Pull out every line below that contains the word "超值金版".

(Excerpted data)

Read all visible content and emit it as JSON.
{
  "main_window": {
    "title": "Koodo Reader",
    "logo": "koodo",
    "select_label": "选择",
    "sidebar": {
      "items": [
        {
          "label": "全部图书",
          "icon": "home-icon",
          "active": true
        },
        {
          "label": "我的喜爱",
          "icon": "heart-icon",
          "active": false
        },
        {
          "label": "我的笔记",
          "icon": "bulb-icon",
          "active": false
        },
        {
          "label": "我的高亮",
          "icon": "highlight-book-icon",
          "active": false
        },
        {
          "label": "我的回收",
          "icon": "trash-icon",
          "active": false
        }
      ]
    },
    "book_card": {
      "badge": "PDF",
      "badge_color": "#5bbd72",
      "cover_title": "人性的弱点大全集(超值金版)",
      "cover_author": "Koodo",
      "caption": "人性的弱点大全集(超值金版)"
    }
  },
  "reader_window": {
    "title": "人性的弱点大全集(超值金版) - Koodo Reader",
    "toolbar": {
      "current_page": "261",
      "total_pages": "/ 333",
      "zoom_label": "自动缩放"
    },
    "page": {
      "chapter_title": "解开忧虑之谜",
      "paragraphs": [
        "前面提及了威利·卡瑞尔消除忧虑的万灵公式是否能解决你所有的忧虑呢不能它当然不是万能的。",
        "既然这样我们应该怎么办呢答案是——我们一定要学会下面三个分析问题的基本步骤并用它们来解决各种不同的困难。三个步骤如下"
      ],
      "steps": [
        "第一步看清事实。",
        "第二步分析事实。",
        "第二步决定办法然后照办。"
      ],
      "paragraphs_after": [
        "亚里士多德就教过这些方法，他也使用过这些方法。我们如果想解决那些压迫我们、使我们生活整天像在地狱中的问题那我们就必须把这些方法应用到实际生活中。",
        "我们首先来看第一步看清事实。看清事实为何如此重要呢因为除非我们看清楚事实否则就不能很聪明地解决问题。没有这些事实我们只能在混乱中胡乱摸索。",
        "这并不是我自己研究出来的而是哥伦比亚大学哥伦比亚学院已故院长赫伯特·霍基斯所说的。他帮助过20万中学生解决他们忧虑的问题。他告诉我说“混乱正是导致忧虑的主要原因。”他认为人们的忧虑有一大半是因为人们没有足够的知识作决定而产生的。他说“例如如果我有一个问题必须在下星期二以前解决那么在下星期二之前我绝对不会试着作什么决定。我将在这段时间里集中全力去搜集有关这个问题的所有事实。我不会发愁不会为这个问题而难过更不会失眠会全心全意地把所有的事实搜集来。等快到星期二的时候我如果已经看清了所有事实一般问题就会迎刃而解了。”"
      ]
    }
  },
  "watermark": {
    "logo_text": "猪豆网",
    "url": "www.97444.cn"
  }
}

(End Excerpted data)

Written solution —
      "cover_title": "人性的弱点大全集(超值金版)",
      "caption": "人性的弱点大全集(超值金版)"
    "title": "人性的弱点大全集(超值金版) - Koodo Reader",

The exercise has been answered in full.